With a release date of upwards of six months ago, the hype surrounding Weezy F Baby's tha Carter III could not have been any higher. Common released Finding Forever, Ye released Graduation, Jay released American Gangster, and Lupe released the Cool, leaving hip hop fans thirsty for nothing more than the next installment in the carter series, an album which, based on the previous success of tha Carter II, could have been Lil Wayne's claim to the throne in the form of a much needed classic. Finally released on June 10th, tha Carter III would unfortunately come as close to meeting its expectations as the Lakers would come to winning game 6 of the 2008 NBA finals.
The lyrical force present throughout Tha Carter II is noticeably missing in volume 3. In many instances Wayne seems to fall back on vulgarity to save him whenever he has nothing else to spit, even resorting to using the same word to complete his rhyme scheme, “I told my girl when you fuck me, better fuck me good / cause if another girl could, she gon' fuck me good,” from the opening track “3-Peat.” Really? Rewind to the opening track of tha Carter II and the first lines sound ten times louder; “They call me Mr. Carter, I kissed the daughter / of the deads forehead I killed the father / Spilled the heart of a mildew hater / I will put them body on chill like glaciers.” Classic.

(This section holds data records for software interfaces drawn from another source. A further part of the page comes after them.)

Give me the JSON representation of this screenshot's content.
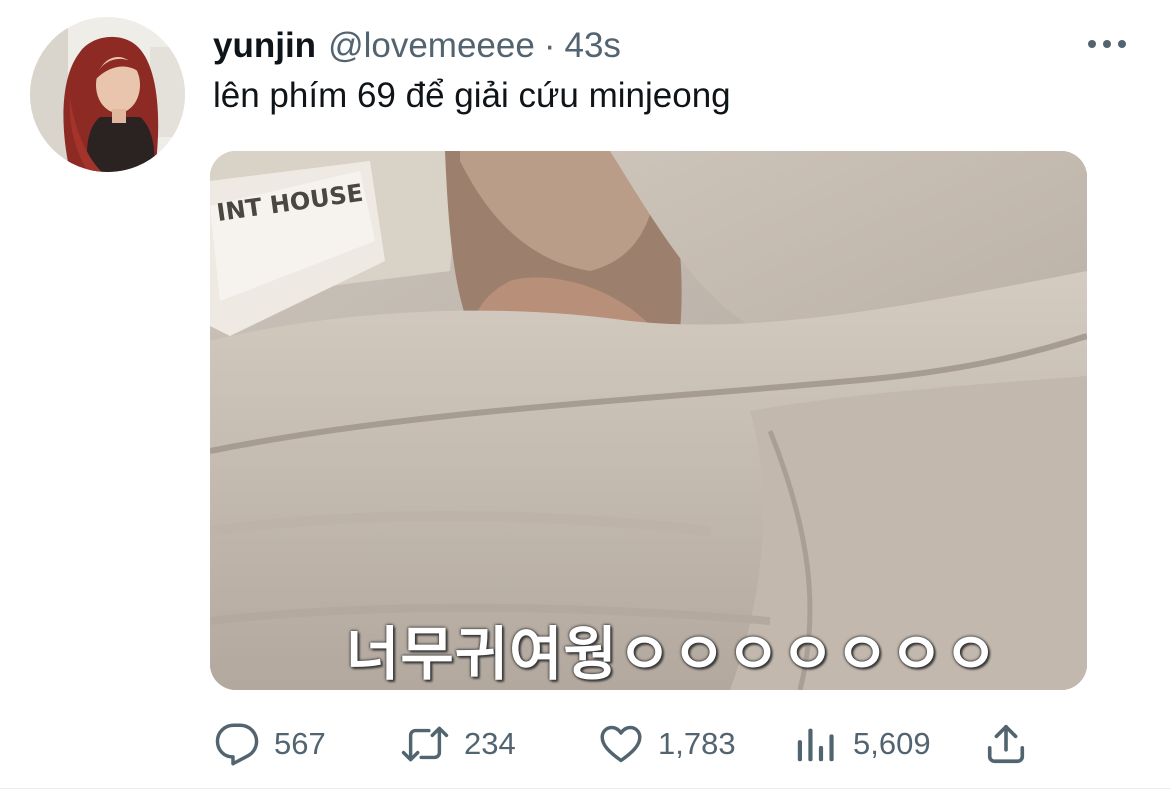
{
  "author": {
    "display_name": "yunjin",
    "handle": "@lovemeeee",
    "separator": "·",
    "time": "43s"
  },
  "tweet": {
    "text": "lên phím 69 để giải cứu minjeong",
    "media_caption": "너무귀여웡ㅇㅇㅇㅇㅇㅇㅇ",
    "media_sign_text": "INT HOUSE"
  },
  "actions": {
    "replies": "567",
    "retweets": "234",
    "likes": "1,783",
    "views": "5,609"
  },
  "icons": {
    "more": "more-horizontal-icon",
    "reply": "reply-bubble-icon",
    "retweet": "retweet-icon",
    "like": "heart-icon",
    "views": "views-bar-chart-icon",
    "share": "share-upload-icon"
  },
  "colors": {
    "text_primary": "#0f1419",
    "text_secondary": "#536471",
    "background": "#ffffff"
  }
}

He goes from bad to worse in “A Milli,” featuring the same weak lack of lyricism with awkward rhythmic inflection. Dr Carter is the first redeeming song on the album. In fact, it's the first song that made me think he actually put at least some effort into the album. Let the Beat Build, Mrs. Officer and Phone Home are three more songs that follow suit with refreshingly original concepts that help breathe life into a dying Carter III; however, they are simply fun to listen to. They are not substantive solid songs that will be going down in the history books, at least not from a lyrical stand point.

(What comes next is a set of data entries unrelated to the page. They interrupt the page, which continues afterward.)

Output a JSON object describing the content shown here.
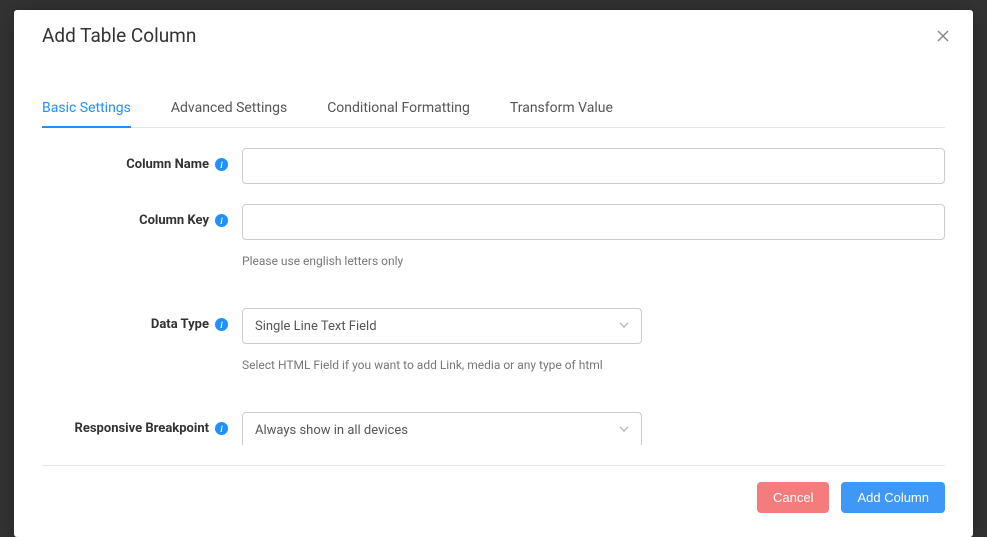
{
  "modal": {
    "title": "Add Table Column"
  },
  "tabs": [
    {
      "label": "Basic Settings",
      "active": true
    },
    {
      "label": "Advanced Settings",
      "active": false
    },
    {
      "label": "Conditional Formatting",
      "active": false
    },
    {
      "label": "Transform Value",
      "active": false
    }
  ],
  "form": {
    "column_name": {
      "label": "Column Name",
      "value": ""
    },
    "column_key": {
      "label": "Column Key",
      "value": "",
      "help": "Please use english letters only"
    },
    "data_type": {
      "label": "Data Type",
      "value": "Single Line Text Field",
      "help": "Select HTML Field if you want to add Link, media or any type of html"
    },
    "responsive_breakpoint": {
      "label": "Responsive Breakpoint",
      "value": "Always show in all devices"
    }
  },
  "footer": {
    "cancel": "Cancel",
    "submit": "Add Column"
  }
}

Baby Face's song, Comfortable, has a catchy hook and comparatively better lyrics, (“Yea, let me catch my breath / You talking bout leave baby you aint gone yet / and if you leave, leave correct / and imma send a jet to pick up the next.”). Robin Thicke, however, falls flat. The expectations were set high for the next Thicke/Wayne collaboration after Shooter dropped. For some reason, they chose to go in the opposite direction here with a ballad-esque tune about his hometown New Orleans. The song is a great idea and carries an uplifting positive message, but the album would have greatly benefited from something bigger from this duo.
I am not saying this is a bad album. The production is incredible from front to back, and there are at least a few songs that are simply fun to listen to. But unfortunately, had he released the mix tapes in place of the album, the title of classic would have been well within reach. Lil Wayne is not at the point in his career where he should be putting out albums that are just “fun to listen to,” it's really time for him to step his game up and get a classic under his belt. As we wait for Kobe's return to the finals in 2009, so too will we wait for a classic in Tha Carter IV. -Jake Simon